To demand "freedom" and "no obligations" on one hand, and the luxury of enjoying the benefits of dependence on the other, is hypocritical.

I do not think there exists another society which does so much for the benefit of its members, without asking for any reward and without worrying about "who will provide the money."

The civilized world has the habit of supporting sick or handicapped individuals who cannot work for themselves. Their right to life is more important than anyone's right to $100. Is Karlberg going to protest violently against this malpractice?

Every individual is responsible for any death he could have prevented.

We should entrust our democratic governments with more authority for collecting taxes in order to redistribute the money more justly, rather than attempting to limit that authority.

Moral decency should prevent us from griping about "having to give" away money for others who are starving.

Moral decency should keep us from abusing the liberty principle until we twist it into egotism and greed.

I speak against those who have fallen into the fantasy of considering all others to be as fortunate as they.

I speak against those who would sweep the question of welfare out of the social scene and mumble, "I'll give money to charity of my own free will."

If Karlberg were a poor child or an old man in a wheel-chair, he would realize exactly how much "personal charity" is worth.

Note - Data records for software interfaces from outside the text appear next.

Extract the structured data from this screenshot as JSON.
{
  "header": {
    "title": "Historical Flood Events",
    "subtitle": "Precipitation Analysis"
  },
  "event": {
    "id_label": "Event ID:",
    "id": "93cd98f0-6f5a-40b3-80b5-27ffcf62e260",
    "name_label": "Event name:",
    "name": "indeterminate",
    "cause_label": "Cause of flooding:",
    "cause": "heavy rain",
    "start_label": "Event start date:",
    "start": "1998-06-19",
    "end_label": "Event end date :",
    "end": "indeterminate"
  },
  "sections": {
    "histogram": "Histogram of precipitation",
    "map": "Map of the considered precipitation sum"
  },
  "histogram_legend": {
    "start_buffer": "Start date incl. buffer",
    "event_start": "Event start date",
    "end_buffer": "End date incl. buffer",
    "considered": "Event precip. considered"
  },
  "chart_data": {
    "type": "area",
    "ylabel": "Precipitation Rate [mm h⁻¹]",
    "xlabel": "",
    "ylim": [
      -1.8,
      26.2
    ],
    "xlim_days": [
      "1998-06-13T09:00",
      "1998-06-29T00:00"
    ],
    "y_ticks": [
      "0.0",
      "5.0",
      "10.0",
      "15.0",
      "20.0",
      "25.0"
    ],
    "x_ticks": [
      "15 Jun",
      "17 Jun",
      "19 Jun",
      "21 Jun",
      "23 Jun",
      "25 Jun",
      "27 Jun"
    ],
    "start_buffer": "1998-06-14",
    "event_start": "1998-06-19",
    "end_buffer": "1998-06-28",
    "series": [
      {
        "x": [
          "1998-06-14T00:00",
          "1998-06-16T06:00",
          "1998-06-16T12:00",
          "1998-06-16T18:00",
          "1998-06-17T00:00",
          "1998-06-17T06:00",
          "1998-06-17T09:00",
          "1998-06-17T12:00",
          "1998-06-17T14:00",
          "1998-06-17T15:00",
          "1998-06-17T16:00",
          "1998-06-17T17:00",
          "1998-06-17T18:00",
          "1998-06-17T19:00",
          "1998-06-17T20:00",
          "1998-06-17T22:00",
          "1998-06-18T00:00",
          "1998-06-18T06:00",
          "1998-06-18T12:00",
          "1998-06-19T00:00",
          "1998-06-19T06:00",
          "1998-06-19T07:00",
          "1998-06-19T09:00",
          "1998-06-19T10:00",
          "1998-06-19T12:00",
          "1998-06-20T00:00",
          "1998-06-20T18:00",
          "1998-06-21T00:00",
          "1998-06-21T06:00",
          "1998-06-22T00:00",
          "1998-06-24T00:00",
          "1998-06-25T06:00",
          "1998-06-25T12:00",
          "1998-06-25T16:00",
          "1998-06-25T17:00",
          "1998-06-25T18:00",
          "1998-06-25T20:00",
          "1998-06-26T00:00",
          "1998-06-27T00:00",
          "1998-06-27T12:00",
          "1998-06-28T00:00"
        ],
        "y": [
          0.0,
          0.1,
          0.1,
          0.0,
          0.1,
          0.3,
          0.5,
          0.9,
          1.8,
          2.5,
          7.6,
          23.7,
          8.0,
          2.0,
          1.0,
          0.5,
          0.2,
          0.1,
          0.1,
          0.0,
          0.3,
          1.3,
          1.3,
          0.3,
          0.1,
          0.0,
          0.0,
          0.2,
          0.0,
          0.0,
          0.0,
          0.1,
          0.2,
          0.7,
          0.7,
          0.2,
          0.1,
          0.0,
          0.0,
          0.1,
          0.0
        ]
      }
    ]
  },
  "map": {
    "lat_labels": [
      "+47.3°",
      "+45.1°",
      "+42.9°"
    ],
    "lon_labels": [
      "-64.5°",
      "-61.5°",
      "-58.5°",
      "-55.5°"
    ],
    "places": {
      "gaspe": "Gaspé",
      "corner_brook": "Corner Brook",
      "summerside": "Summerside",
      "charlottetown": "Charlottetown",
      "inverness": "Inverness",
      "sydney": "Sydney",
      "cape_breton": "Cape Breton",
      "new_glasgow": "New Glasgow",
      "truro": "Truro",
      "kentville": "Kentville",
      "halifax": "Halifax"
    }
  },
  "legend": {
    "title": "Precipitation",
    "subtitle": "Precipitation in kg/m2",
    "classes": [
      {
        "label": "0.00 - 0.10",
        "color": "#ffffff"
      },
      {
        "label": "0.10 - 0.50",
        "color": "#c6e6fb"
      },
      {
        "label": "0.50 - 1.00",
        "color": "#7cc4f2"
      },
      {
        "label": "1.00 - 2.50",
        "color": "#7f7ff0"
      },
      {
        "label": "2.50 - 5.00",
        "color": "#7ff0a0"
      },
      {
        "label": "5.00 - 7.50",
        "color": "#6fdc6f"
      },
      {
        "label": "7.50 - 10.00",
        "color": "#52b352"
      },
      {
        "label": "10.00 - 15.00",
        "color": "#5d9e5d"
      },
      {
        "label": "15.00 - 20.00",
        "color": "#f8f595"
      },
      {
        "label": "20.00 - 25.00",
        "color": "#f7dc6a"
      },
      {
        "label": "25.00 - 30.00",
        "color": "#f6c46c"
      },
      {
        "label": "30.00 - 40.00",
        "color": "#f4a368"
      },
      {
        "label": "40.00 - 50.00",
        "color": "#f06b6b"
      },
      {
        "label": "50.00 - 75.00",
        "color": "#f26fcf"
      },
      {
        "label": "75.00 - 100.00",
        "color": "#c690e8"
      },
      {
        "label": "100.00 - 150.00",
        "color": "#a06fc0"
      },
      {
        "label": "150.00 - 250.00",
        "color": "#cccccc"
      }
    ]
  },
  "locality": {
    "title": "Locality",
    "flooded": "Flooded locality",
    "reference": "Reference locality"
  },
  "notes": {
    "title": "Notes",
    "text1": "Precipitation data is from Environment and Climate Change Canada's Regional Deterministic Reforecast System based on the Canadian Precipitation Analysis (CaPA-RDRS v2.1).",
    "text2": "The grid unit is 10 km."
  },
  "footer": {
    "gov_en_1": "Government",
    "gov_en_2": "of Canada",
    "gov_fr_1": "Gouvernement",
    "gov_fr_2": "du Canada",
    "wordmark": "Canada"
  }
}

I urge Karlberg and others to summon their imagination to see that freedom is not slavery. Starvation and poverty are not comparable to tax raises. Being healthy is not the same as being dependent on medical help and social welfare.

Most people have little power in face of even the smallest of social injustices. Guilt arises.

People have strived for centuries to develop modes of life that are closer to an ideal of justice. But it is too easy for a member of a privileged group to advocate regression from that ethical status.

Some people do not recognize the ties that bind them to society and limit their absolute liberty. They refuse to sympathize with sufferings that affect them remotely. They manipulate social philosophies for their own moral comfort.

They live in an ethical kindergarten.